In a June 11th appearance on Good Morning America, Speaker John Boehner commented on the future of comprehensive immigration reform in the House of Representatives, saying, "I believe that it's important for the House to work its will -- on this issue." In a democratic institution, this means, of course, allowing the wishes of the majority of congressmen to prevail. But last Thursday, hours before a bipartisan group of 68 Senators passed a sweeping comprehensive immigration reform bill -- that would put undocumented immigrants on a pathway to citizenship, ensure that companies can hire high-tech talent and farm workers alike, and bolster border security -- Speaker Boehner said something very different. He remarked, in no uncertain terms, "For any legislation, including a conference report, to pass the House, it's going to have to be a bill that has the support of a majority of our members."

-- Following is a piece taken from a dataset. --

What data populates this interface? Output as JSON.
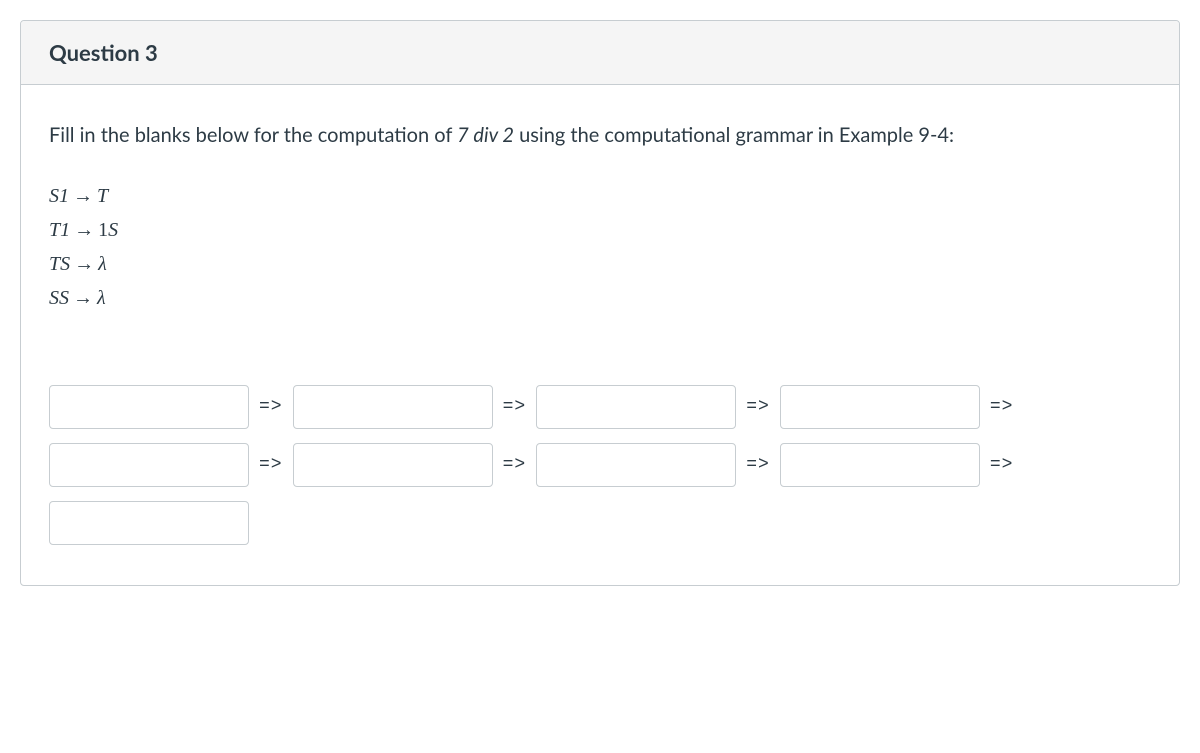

If Boehner enforces the "Hastert rule" -- a misnomer given that Republican speakers' practice of requiring the support of the majority of their members to put up bills for a vote is not an official rule and was started by Newt Gingrich not the eponymous Dennis Hastert -- he would, by definition, prevent the House from working its will. What do I mean by this? A majority can be attained with the support of just 7 percent of House Republicans. That's right. If the Senate bill is put up to a vote, and all 201 Democrats vote in favor, just 17 out of 234 Republican votes would be necessary for comprehensive immigration reform to move on to President Obama's desk and become the law of the land.
It should not be difficult to find 17 Republican members of Congress willing to sign on to some variation of the Senate's bill. After all, the bill won the backing of prominent Republican senators including Marco Rubio, John McCain, and Lindsey Graham and reform is backed by prominent Republicans nationwide ranging from Arnold Schwarzenegger to Jeb Bush to Condoleezza Rice to Grover Norquist. Republicans face pressure from the business community, which views immigration reform as an economic imperative and internal pressure to address their perceived antagonism to Latinos, the fastest growing demographic and an important electoral bloc.
Passing the bill would be immensely popular, given that according to a recent Gallup poll, a whopping 86 percent of Americans who identify as Democrats or Republicans support immigration reform with a pathway to citizenship, not to mention an ever higher 88 percent of independents. Yet, Boehner's enforcement of the Hastert rule would necessitate that 117 Republicans support a comprehensive immigration bill -- a much more challenging proposition considering the number of Tea Party members and Republicans fearing primary challenges from the right.
Speaker Boehner knows that the majority of representatives and the American people alike support comprehensive immigration reform. He has the power to facilitate the passage of a bill in his chamber that moves 12 million people out of a legal limbo, helps American businesses prosper with the talent they need, creates jobs for American citizens and ensures that our border is better secured. Yet, the Speaker clearly fears for his job security, after facing backlash from Republicans after abandoning the Hastert rule to avert the fiscal cliff and being threatened with ouster if he breaks the Hastert rule again on an immigration bill.
Boehner needs to realize that, at the end of the day, there are more important things than holding the speaker's gavel. Chief among them are letting the democratic process work its course and fixing a broken immigration system. Boehner's speakership has been characterized by every synonym for weak and ineffectual. As last week's farm bill fiasco showed, Boehner even faces great difficulty controlling his own Republican caucus. At best, it is hard to imagine Boehner retaining the speakership for more than a few years.
So why doesn't Boehner honor his pledge to let Congress "work its will" democratically and put the interests of the American people first? Sure, he'll ruffle some feathers and might even put his job on the line. But, allowing much needed comprehensive immigration reform to pass would be an important, tangible accomplishment for Boehner's legacy amid the obstructionism, partisan wrangling and pettiness (37 ObamaCare repeal votes, anyone?) that have dominated his tenure. And, after 22 years in the House and a notoriously cozy relationship with lobbyists and corporate America, Boehner would surely have his pick of jobs with seven- or eight-figure salaries if he gets shown the door.
If Boehner doesn't budge, there's always the possibility of a discharge petition to force a vote, whether he likes it or not.